DHS accepts buggy Eye-o-Sauron™ border scan towers
Chertoff to Boeing: 'You don't own this border'
The US Department of Homeland Security (DHS) has accepted into service its first section of SBInet virtual border fence, but it clearly isn't very happy with the state of the new technology.
DHS chieftain Michael Chertoff reportedly said he was "satisfied for now" with the new kit. Border Patrol Assistant Commissioner Jay Ahern described it as "not perfect", according to Govexec.com.
SBInet, the technology part of the DHS' Secure Borders Initiative, is supposed to equip thousands of miles of US border with scanner towers mounting moving-target-indicator radar able to pick out individual humans. When a radar blip appears, telescopic thermal cameras swivel round Eye-of-Sauron style, allowing the system to work out what has been detected; a vehicle, people on foot, false alarm etc. The information is then plotted automatically on a networked digital map.
The idea is that Border Patrol agents would then be able to view the plot of huddled masses, terrorist hobbits etc - called the Common Operating Picture, or COP - in near real time on displays in their vehicles. It seems, however, that at the moment there are significant lags between detection and information becoming visible to field operatives. The radars are also prone to be triggered by rain.

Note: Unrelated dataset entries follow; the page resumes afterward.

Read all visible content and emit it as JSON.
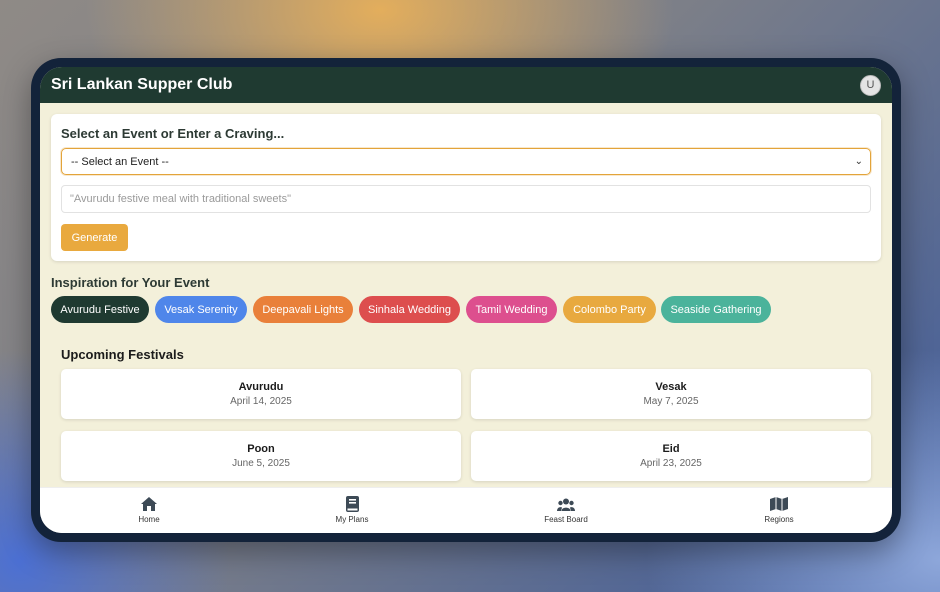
{
  "app": {
    "title": "Sri Lankan Supper Club",
    "avatar_initial": "U"
  },
  "event_form": {
    "heading": "Select an Event or Enter a Craving...",
    "select_value": "-- Select an Event --",
    "craving_placeholder": "\"Avurudu festive meal with traditional sweets\"",
    "generate_label": "Generate"
  },
  "inspiration": {
    "heading": "Inspiration for Your Event",
    "chips": [
      {
        "label": "Avurudu Festive",
        "color": "#1f3a31"
      },
      {
        "label": "Vesak Serenity",
        "color": "#4f86ea"
      },
      {
        "label": "Deepavali Lights",
        "color": "#e9803a"
      },
      {
        "label": "Sinhala Wedding",
        "color": "#dd4e4e"
      },
      {
        "label": "Tamil Wedding",
        "color": "#dd4f8e"
      },
      {
        "label": "Colombo Party",
        "color": "#e8a93f"
      },
      {
        "label": "Seaside Gathering",
        "color": "#4bb39b"
      }
    ]
  },
  "festivals": {
    "heading": "Upcoming Festivals",
    "items": [
      {
        "name": "Avurudu",
        "date": "April 14, 2025"
      },
      {
        "name": "Vesak",
        "date": "May 7, 2025"
      },
      {
        "name": "Poon",
        "date": "June 5, 2025"
      },
      {
        "name": "Eid",
        "date": "April 23, 2025"
      }
    ]
  },
  "nav": {
    "items": [
      {
        "label": "Home",
        "icon": "home-icon"
      },
      {
        "label": "My Plans",
        "icon": "book-icon"
      },
      {
        "label": "Feast Board",
        "icon": "users-icon"
      },
      {
        "label": "Regions",
        "icon": "map-icon"
      }
    ]
  }
}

The initial line of scanner towers on the Mexico-Arizona border is known as Project 28, and was to be supplied by Boeing for $20m. Some of this money has been withheld by DHS pending trials of the system by Border Patrol operators. The total price of SBInet - if fully implemented - is projected at $8bn, though the DHS inspector-general has said it could go to $30bn in the worst case.
Chertoff said that acceptance of Project 28 did not mean that DHS was willing to be saddled with a hugely expensive white elephant by Boeing.
"if we're not satisfied with something, we're going to tell them we're not satisfied with it," he said, according to Govexec.com.
"I told the head of Boeing some time back, 'Look, I'm not, you know, you don't have a lock on this entire border,'" he added. ®
Lots of places where the border runs through towns in the East and here in BC there's Avenue 0 which has border markers in the ditch on the south side. Hope they put some up there and we can watch them spin until the heads fall off.
Other thought, how well would these deal with wildlife, wind blown shopping bags or other detritus, moving trees? Would love to see how they "interpret" the COPs that are generated.
Does it detect planes?
It needs to,as their technology in 2001 that was designed to missed 3 of them.
I think you know the planes i speak of.
anyone else see a new TV series in this
Immigrants are swamping our borders! Quick, grab the BatLaser